In the name of the father, son and holy spirit Amen.

Please advocate for VAWA

Dear Friends,
I am concerned about a report today from the Heritage Foundation which has been released by the Trump team with plans to remove Violence Against Women Act (VAWA) funding.  VAWA provides services for our rural and downstate victims of domestic violence. Dove
is a recipient of these funds for a five county region of central Illinois and while I cannot speak for Growing Strong I believe is also a part of their structure for the same region. The funds are not tax dollars, they come from the court fines assessed in
federal cases of violent crime.  These dollars provide shelter, counseling, hotline, legal advocacy for people who have had their lives shattered.  For nearly half a century Dove has fought hard for the tremendous gains achieved for victims of domestic violence
and sexual assault. The Violence Against Women Act (VAWA) was passed with bipartisan support and was designed to develop the nation’s capacity to reduce domestic violence, dating violence and sexual assault.

We have witnessed the life-saving support that VAWA has provided for victims of domestic violence and sexual assault locally and all over the country.

Please join me in advocating for the reauthorization of VAWA. Click the link below 


Truth is a real thing. It exists. We have many ways of discerning truth. Sometimes objective data is the measure, sometimes spiritual discernment, sometimes revelation.

Yet here today, so many people in the world wish to throw out all of the tests and tools. Is it evil, laziness, demonic possession? Why are so many content with lies and willing to be spun? Like Obamacare, the truth is being repealed without a replacement. The result is chaos and fear.

The good news is that Jesus is the way, the truth, and the light.  Look for him in all things and be strengthened. Fear not, for he is with us. Search for truth is the search for our sovereign Lord. Seek him for he wills to be found.

Get it all wrong 

The US is felling quite devisive today. As we bookend a week with celebration of a civil rights hero and an alt-right hero.  It is an environment where conversation is replaced by resentment and growth and understanding is replaced by calls to arms.  

No move in this environment is seen as universally independently right. A pendulum swings, and it may in fact go well beyond the boundaries of decency in proclaiming right what history and God will judge as just another vanity in a lengthy list of vanities. 
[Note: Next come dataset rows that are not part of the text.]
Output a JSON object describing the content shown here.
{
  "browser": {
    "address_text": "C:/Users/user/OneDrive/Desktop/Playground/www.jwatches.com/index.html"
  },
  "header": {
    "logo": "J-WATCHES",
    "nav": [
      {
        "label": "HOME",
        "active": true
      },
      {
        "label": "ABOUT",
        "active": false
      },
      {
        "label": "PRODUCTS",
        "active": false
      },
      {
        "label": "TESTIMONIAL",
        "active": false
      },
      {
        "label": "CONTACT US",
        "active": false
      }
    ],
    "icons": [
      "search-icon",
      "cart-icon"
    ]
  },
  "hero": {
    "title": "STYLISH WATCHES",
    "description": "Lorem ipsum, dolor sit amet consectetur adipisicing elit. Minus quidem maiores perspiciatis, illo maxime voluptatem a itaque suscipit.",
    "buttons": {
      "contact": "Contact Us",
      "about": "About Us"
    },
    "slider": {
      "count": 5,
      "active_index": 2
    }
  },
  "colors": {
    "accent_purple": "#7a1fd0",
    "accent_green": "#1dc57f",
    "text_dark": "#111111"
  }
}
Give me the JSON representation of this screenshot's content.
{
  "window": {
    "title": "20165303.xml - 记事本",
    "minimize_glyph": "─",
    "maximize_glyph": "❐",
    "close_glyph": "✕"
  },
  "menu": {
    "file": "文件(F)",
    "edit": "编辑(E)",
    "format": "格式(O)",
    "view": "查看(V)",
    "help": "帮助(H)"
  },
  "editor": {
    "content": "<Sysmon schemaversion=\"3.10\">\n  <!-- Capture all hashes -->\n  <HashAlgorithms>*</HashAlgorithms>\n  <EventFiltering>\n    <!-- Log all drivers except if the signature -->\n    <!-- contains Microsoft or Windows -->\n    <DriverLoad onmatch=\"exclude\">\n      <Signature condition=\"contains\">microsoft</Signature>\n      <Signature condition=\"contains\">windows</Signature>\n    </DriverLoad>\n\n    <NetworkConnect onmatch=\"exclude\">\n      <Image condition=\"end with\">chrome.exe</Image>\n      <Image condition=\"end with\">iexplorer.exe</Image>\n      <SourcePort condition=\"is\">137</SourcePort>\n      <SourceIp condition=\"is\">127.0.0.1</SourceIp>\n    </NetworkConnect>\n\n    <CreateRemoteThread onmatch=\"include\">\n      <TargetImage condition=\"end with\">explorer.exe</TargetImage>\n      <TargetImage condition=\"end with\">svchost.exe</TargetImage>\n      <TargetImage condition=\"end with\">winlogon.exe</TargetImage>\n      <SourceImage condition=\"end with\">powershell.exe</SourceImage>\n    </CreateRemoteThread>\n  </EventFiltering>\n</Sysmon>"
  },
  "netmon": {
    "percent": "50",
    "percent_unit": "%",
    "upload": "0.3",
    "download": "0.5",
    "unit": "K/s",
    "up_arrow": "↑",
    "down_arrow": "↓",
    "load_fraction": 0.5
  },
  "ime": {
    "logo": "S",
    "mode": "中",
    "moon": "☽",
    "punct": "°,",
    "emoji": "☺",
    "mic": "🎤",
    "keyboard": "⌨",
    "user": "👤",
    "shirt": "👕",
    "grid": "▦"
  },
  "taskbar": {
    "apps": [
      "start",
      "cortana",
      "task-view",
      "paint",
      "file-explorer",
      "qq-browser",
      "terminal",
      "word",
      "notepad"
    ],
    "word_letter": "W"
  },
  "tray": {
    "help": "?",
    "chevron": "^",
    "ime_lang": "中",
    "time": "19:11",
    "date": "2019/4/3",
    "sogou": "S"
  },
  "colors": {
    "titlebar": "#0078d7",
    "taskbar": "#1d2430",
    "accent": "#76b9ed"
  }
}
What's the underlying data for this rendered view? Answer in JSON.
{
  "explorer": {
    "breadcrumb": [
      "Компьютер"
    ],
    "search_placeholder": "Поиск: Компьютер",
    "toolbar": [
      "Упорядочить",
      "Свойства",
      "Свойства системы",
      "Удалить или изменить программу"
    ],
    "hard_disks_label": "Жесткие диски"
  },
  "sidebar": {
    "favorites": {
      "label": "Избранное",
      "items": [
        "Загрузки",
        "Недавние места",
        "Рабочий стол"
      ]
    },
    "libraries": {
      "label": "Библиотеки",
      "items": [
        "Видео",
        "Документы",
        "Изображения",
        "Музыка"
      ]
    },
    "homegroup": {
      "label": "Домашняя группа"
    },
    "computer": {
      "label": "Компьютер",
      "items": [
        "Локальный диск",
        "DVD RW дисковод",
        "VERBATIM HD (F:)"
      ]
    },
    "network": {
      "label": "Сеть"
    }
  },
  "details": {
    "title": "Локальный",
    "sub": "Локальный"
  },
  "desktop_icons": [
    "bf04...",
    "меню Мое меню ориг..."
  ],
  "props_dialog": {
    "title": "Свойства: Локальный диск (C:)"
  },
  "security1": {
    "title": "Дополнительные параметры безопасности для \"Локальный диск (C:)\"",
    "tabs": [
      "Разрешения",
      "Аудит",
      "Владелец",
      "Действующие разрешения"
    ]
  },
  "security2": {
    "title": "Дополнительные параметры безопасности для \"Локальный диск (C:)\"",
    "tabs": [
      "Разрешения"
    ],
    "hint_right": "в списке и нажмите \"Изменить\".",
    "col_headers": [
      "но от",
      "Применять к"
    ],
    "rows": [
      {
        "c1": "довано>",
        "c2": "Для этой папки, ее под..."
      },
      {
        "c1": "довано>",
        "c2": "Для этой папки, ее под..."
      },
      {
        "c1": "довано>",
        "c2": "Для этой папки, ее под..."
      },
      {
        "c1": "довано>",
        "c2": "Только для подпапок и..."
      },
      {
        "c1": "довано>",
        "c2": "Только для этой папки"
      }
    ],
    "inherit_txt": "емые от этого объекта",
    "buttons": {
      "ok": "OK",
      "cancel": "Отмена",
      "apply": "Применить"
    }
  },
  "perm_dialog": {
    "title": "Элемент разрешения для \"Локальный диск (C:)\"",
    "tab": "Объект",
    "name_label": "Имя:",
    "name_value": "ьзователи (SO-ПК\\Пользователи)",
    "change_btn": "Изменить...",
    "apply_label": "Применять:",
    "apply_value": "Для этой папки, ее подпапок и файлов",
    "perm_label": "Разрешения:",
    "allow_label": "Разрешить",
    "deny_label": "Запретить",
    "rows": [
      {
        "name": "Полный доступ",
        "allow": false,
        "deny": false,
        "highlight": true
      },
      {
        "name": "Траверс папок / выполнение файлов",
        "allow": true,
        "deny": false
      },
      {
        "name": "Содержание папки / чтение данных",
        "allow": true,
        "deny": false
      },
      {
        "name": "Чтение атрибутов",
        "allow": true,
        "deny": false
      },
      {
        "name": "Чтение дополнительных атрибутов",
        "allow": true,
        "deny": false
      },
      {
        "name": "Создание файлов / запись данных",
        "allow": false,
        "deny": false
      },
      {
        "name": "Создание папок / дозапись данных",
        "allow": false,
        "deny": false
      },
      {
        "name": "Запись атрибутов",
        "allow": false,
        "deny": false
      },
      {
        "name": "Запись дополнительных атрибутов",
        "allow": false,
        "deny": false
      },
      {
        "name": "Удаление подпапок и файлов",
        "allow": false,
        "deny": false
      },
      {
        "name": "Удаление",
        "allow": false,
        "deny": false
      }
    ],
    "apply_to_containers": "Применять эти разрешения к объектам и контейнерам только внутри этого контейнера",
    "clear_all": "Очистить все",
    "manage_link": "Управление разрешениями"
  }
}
 So I suggest that instead of being of the world, we get it all wrong.  Pray in earnest despite claims this is tacit acceptance. Listen to understand despite claims that listening gives credence to bad ideas. Love as we are commanded to love.  Go ahead, get it all wrong in public perception. Live into our alien nature as citizens of the Kingdom.